*** Data under study Section Begins ***
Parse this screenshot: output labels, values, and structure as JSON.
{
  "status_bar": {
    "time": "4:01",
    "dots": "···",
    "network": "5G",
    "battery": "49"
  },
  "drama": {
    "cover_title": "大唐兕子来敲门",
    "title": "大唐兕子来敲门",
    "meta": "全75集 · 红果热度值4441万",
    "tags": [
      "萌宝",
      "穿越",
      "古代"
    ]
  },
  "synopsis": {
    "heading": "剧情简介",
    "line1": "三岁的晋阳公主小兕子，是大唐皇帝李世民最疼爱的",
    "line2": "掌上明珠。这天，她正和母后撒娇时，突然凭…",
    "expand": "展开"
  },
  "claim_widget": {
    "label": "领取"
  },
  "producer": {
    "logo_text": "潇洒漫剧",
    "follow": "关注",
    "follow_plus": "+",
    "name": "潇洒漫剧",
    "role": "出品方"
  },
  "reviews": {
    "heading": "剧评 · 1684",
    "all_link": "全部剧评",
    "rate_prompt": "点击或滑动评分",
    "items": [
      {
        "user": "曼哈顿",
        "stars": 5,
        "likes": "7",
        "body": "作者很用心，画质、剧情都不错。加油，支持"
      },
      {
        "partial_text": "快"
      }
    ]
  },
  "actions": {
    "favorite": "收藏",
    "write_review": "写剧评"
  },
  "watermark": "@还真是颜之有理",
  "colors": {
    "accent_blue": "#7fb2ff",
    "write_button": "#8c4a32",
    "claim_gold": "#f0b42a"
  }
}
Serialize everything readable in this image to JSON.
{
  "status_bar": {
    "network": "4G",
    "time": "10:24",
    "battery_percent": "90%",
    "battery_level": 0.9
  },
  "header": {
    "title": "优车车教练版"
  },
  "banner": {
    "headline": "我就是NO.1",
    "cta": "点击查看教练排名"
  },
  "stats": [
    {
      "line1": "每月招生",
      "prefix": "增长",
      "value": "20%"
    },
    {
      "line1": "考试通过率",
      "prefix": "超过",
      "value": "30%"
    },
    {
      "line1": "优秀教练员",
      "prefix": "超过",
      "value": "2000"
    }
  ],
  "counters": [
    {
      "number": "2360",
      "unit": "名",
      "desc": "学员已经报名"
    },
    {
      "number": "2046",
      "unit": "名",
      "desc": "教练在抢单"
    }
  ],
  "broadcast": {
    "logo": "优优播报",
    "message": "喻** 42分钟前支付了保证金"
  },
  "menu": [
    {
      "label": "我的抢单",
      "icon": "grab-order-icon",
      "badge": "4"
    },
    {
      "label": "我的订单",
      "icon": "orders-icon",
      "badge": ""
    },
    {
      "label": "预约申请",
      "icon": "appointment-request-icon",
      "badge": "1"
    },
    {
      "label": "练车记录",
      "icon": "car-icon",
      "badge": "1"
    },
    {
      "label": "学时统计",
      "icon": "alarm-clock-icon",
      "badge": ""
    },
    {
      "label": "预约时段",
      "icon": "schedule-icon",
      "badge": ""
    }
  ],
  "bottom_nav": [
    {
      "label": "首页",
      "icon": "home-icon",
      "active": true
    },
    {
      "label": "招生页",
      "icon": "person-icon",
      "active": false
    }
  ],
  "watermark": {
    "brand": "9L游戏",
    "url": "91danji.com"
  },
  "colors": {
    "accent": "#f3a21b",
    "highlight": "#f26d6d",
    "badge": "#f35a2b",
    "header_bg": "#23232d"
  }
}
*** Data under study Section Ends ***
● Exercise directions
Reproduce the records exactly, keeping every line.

● Solution to this task
Parse this screenshot: output labels, values, and structure as JSON.
{
  "status_bar": {
    "time": "4:01",
    "dots": "···",
    "network": "5G",
    "battery": "49"
  },
  "drama": {
    "cover_title": "大唐兕子来敲门",
    "title": "大唐兕子来敲门",
    "meta": "全75集 · 红果热度值4441万",
    "tags": [
      "萌宝",
      "穿越",
      "古代"
    ]
  },
  "synopsis": {
    "heading": "剧情简介",
    "line1": "三岁的晋阳公主小兕子，是大唐皇帝李世民最疼爱的",
    "line2": "掌上明珠。这天，她正和母后撒娇时，突然凭…",
    "expand": "展开"
  },
  "claim_widget": {
    "label": "领取"
  },
  "producer": {
    "logo_text": "潇洒漫剧",
    "follow": "关注",
    "follow_plus": "+",
    "name": "潇洒漫剧",
    "role": "出品方"
  },
  "reviews": {
    "heading": "剧评 · 1684",
    "all_link": "全部剧评",
    "rate_prompt": "点击或滑动评分",
    "items": [
      {
        "user": "曼哈顿",
        "stars": 5,
        "likes": "7",
        "body": "作者很用心，画质、剧情都不错。加油，支持"
      },
      {
        "partial_text": "快"
      }
    ]
  },
  "actions": {
    "favorite": "收藏",
    "write_review": "写剧评"
  },
  "watermark": "@还真是颜之有理",
  "colors": {
    "accent_blue": "#7fb2ff",
    "write_button": "#8c4a32",
    "claim_gold": "#f0b42a"
  }
}
Serialize everything readable in this image to JSON.
{
  "status_bar": {
    "network": "4G",
    "time": "10:24",
    "battery_percent": "90%",
    "battery_level": 0.9
  },
  "header": {
    "title": "优车车教练版"
  },
  "banner": {
    "headline": "我就是NO.1",
    "cta": "点击查看教练排名"
  },
  "stats": [
    {
      "line1": "每月招生",
      "prefix": "增长",
      "value": "20%"
    },
    {
      "line1": "考试通过率",
      "prefix": "超过",
      "value": "30%"
    },
    {
      "line1": "优秀教练员",
      "prefix": "超过",
      "value": "2000"
    }
  ],
  "counters": [
    {
      "number": "2360",
      "unit": "名",
      "desc": "学员已经报名"
    },
    {
      "number": "2046",
      "unit": "名",
      "desc": "教练在抢单"
    }
  ],
  "broadcast": {
    "logo": "优优播报",
    "message": "喻** 42分钟前支付了保证金"
  },
  "menu": [
    {
      "label": "我的抢单",
      "icon": "grab-order-icon",
      "badge": "4"
    },
    {
      "label": "我的订单",
      "icon": "orders-icon",
      "badge": ""
    },
    {
      "label": "预约申请",
      "icon": "appointment-request-icon",
      "badge": "1"
    },
    {
      "label": "练车记录",
      "icon": "car-icon",
      "badge": "1"
    },
    {
      "label": "学时统计",
      "icon": "alarm-clock-icon",
      "badge": ""
    },
    {
      "label": "预约时段",
      "icon": "schedule-icon",
      "badge": ""
    }
  ],
  "bottom_nav": [
    {
      "label": "首页",
      "icon": "home-icon",
      "active": true
    },
    {
      "label": "招生页",
      "icon": "person-icon",
      "active": false
    }
  ],
  "watermark": {
    "brand": "9L游戏",
    "url": "91danji.com"
  },
  "colors": {
    "accent": "#f3a21b",
    "highlight": "#f26d6d",
    "badge": "#f35a2b",
    "header_bg": "#23232d"
  }
}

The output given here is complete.